When she started boxing in 2006, Nurshahidah Roslie's only wish was to make it to the national squad and represent Singapore, a feat which she eventually accomplished three years later.
Now, 10 years on and with 15 fights under her belt, the 28-year-old is on the cusp of making history by becoming the first Singaporean female boxer to go professional out of a pool of about seven competitive boxers.
She is slated to make her pro debut in the lightweight (61.3kg) category at the Singapore Fighting Championships (SFC) on Feb 20.
On why she continues to box after making it to the national team, she said: "Just like any career, you start from the bottom and when you realise what you can do, you yearn for more challenges.
"So why stop at nationals? I'm still representing Singapore, just at a much higher level now."
Nurshahidah was first exposed to martial arts after watching a black-and-white P. Ramlee Malay film, Jangan Tinggal Daku, which featured silat.
GIVING HER BEST SHOT
When you step into the ring, the odds are always 50-50 but I am confident that I will give a good fight.
NURSHAHIDAH ROSLIE, on her professional bout at the Singapore Fighting Championships on Feb 20.
She said: "Since then, I have always wanted to do a certain form of martial arts and I came to know of taekwondo in secondary school.
"But I was looking for something more challenging and soon my friend introduced me to kickboxing in ITE and since then, I was hooked.
"As I developed the hunger to do more in combat sports, I realised that my strength and potential was in boxing. That was why I switched from kickboxing to boxing."
And while the fighter has amassed more losses than wins throughout her amateur boxing career with a 5-1-9 (win-draw-loss) record, she insists that moving to the professional league is the right move for her.
Said the Juggernaut Fight Club member: "After boxing for about eight years, I felt that I did not have enough fight experience and that was hindering my progress as a boxer. Most of my losses came about due to inexperience. I was up against more experienced fighters who fought at least 10 fights a year, as compared to my one or two fights a year.
Even though she crashed out in her first fight in the featherweight division at last year's SEA Games, she decided to follow through her desire to turn professional.
"By doing so, it gives me the opportunity to have more experience and allows me to build up my boxing career because there are more fights happening," she said. "With experience, the wins will come."
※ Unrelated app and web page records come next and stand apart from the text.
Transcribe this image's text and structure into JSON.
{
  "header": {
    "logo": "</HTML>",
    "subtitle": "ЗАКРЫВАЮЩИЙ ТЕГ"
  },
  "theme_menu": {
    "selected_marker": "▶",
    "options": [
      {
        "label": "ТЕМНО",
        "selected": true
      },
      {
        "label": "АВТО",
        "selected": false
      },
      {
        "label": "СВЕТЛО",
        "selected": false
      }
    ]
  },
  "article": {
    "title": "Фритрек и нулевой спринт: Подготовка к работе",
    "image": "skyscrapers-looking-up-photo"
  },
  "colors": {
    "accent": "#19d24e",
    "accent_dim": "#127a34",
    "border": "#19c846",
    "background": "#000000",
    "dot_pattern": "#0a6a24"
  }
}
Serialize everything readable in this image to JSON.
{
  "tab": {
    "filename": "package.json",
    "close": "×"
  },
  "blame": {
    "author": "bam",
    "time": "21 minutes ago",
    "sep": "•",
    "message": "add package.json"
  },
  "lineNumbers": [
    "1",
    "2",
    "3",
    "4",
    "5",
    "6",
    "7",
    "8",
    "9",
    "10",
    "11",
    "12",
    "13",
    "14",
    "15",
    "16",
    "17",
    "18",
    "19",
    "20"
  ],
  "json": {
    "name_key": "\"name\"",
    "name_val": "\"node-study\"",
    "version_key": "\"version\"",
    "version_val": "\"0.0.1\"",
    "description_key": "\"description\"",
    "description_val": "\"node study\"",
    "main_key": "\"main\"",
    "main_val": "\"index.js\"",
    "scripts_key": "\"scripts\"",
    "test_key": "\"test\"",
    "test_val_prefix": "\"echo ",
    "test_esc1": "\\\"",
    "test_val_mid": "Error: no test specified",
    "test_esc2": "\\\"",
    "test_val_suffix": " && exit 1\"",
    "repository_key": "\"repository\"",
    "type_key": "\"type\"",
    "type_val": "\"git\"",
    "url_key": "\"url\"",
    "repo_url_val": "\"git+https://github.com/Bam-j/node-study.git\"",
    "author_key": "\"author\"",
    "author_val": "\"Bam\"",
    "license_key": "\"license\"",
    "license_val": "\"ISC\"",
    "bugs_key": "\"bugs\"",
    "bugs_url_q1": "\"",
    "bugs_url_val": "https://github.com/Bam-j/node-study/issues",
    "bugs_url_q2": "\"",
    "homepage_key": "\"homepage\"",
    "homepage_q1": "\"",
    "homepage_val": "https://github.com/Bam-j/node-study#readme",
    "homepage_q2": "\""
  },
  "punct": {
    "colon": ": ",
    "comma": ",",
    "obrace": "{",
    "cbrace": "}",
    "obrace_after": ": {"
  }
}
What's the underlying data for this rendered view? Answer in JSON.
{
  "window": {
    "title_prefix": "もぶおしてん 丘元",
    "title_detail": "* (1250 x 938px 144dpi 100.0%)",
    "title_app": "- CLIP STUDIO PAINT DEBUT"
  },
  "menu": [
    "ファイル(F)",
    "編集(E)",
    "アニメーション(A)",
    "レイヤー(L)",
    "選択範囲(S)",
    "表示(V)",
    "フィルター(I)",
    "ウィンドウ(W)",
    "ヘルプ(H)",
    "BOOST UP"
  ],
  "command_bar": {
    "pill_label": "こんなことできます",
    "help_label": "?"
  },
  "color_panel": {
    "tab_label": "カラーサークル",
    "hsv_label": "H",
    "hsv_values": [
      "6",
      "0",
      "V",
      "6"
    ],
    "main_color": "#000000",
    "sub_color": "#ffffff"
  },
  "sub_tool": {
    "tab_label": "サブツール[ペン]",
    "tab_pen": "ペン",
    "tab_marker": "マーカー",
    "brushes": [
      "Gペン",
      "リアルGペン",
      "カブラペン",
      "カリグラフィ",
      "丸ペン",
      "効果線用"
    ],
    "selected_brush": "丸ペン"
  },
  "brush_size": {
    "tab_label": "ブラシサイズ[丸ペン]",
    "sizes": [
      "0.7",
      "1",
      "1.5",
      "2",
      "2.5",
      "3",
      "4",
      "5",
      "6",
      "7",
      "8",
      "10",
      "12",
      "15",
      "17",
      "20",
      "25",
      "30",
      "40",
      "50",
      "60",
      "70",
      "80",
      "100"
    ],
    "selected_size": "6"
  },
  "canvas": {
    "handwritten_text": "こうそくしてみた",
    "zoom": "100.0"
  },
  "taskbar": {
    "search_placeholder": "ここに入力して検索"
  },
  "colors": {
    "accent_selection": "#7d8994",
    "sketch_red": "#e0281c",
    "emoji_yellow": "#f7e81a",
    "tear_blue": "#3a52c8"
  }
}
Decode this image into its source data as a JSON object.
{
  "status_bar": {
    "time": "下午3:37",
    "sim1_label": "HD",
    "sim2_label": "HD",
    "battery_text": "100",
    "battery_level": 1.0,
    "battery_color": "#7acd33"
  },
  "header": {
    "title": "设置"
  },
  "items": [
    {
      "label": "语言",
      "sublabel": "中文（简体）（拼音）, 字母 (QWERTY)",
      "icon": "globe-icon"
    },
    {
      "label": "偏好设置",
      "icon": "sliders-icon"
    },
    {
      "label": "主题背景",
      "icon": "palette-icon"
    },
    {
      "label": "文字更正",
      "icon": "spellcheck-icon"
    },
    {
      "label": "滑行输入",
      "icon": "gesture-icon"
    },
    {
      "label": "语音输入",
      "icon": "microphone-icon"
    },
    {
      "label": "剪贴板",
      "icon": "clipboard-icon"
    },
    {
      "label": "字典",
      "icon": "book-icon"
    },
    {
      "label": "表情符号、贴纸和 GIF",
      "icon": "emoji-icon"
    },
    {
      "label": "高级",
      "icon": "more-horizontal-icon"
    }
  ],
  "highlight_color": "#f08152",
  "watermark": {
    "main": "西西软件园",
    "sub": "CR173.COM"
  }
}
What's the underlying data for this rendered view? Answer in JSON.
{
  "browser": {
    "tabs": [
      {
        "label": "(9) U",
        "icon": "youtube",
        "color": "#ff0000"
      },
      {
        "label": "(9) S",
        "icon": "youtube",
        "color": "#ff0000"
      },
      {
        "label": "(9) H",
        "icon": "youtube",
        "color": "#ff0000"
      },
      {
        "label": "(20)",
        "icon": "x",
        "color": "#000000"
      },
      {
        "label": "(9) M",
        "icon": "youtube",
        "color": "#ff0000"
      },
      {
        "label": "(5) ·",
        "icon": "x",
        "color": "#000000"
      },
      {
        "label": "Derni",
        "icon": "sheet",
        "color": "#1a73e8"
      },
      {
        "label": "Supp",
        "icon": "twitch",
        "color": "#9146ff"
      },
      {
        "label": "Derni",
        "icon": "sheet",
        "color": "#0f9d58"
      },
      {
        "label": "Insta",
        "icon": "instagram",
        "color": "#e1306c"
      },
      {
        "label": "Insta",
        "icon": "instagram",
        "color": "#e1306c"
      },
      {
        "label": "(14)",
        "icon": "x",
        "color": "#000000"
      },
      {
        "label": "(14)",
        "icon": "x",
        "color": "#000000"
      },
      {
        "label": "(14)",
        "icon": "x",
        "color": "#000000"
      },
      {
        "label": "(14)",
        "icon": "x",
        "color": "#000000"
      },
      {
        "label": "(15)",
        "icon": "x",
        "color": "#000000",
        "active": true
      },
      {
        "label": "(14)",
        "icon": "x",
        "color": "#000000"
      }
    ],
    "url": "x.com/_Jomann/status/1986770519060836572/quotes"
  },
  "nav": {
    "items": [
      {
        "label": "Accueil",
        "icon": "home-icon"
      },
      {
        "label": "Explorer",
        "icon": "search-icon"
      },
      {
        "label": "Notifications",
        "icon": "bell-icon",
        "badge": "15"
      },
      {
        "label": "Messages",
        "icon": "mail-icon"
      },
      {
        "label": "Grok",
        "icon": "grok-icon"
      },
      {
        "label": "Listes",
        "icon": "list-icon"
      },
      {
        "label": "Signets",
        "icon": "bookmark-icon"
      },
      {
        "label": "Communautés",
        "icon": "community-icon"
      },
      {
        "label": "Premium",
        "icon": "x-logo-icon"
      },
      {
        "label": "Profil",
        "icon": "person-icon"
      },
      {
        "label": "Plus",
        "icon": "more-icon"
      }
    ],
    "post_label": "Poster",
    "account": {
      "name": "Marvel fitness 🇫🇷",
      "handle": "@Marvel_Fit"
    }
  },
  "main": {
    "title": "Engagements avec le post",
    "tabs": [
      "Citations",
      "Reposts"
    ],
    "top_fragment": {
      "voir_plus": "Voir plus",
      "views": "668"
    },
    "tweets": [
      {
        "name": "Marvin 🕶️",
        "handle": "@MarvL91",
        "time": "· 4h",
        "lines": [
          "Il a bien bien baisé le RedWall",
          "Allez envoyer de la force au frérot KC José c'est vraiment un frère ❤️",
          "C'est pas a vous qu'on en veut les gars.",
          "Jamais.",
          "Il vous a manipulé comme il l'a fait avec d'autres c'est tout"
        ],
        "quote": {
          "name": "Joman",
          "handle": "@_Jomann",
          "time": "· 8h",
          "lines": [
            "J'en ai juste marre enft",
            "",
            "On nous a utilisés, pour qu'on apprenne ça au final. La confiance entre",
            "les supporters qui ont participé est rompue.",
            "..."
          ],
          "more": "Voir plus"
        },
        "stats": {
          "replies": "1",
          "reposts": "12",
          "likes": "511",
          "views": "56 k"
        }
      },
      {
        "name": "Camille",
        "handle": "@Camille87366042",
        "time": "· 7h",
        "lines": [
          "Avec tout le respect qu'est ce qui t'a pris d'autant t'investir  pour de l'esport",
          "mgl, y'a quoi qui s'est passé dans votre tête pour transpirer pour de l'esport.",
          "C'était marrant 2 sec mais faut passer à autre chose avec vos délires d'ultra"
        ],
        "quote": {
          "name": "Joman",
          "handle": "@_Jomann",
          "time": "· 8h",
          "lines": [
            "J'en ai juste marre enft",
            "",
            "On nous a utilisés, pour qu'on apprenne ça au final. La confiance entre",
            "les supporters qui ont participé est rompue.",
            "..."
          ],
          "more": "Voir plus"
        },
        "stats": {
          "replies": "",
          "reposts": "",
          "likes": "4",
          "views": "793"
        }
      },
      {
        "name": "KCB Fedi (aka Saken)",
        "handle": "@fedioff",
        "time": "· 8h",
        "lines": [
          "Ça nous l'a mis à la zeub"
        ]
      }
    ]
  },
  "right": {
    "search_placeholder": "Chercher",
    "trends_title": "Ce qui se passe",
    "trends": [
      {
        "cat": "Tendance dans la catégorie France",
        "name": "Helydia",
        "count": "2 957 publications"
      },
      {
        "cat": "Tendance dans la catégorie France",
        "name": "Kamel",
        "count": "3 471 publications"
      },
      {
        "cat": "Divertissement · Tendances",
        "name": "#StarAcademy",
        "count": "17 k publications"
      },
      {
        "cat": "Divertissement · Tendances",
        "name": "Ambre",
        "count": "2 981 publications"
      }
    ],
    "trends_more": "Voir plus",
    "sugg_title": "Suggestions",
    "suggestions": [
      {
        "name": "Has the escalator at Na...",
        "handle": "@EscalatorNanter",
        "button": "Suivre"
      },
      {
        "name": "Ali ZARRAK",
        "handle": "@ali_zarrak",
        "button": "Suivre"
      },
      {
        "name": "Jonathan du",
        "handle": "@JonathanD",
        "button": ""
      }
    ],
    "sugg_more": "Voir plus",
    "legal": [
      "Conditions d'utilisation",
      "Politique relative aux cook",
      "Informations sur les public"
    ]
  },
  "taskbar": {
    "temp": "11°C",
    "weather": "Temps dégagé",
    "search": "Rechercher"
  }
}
Her coach, Arvind Lalwani, added: "Opportunities for female fighters are very scarce, so for major competitions like the SEA Games, she just gets pushed into the lion's den because of the lack of practice.
"She is at her peak right now, so I want to make sure I build on that and develop her. I want to get her at least five fights this year and put her in a position to gain experience and eventually fight for a championship."
Nurshahidah will face an uphill task in her SFC bout, as she is slated to face Ella Tang of Malaysia, a professional fighter in mixed martial arts, Muay Thai and kickboxing who has over 20 professional fights in total in all three disciplines.
Still, she remains unfazed and confident in her ability, saying: "I have always fought people who are more experienced than me so it is just another fight for me.
"When you step into the ring, the odds are always 50-50 but I am confident that I will give a good fight. I have been training really hard, six times a week for a minimum of two hours, so in terms of skills and endurance, I think I can manage."
All that hard work is put in for a purse of only $500, but Nurshahidah says it is her love for the sport and her wish to be a trailblazer for other aspiring women boxers that spurs her, not the money.
The 28-year old, who also works at Juggernaut Fight Club, and earns a basic salary of $1,800 as a receptionist and a personal trainer, said: "I box in the name of the sport and for the experience.
"I can make a few thousand dollars if I continue to climb the ranks and win fights but I don't do it for the money, so I am grateful for whatever amount I am getting.
"I really hope to see more women picking up this sport so that when the current women boxers hang their gloves, there are people coming in and taking their places."
- Tickets to the SFC - priced at $48 - Is available at Juggernaut Fight Club and the Singapore Fighting Championships website.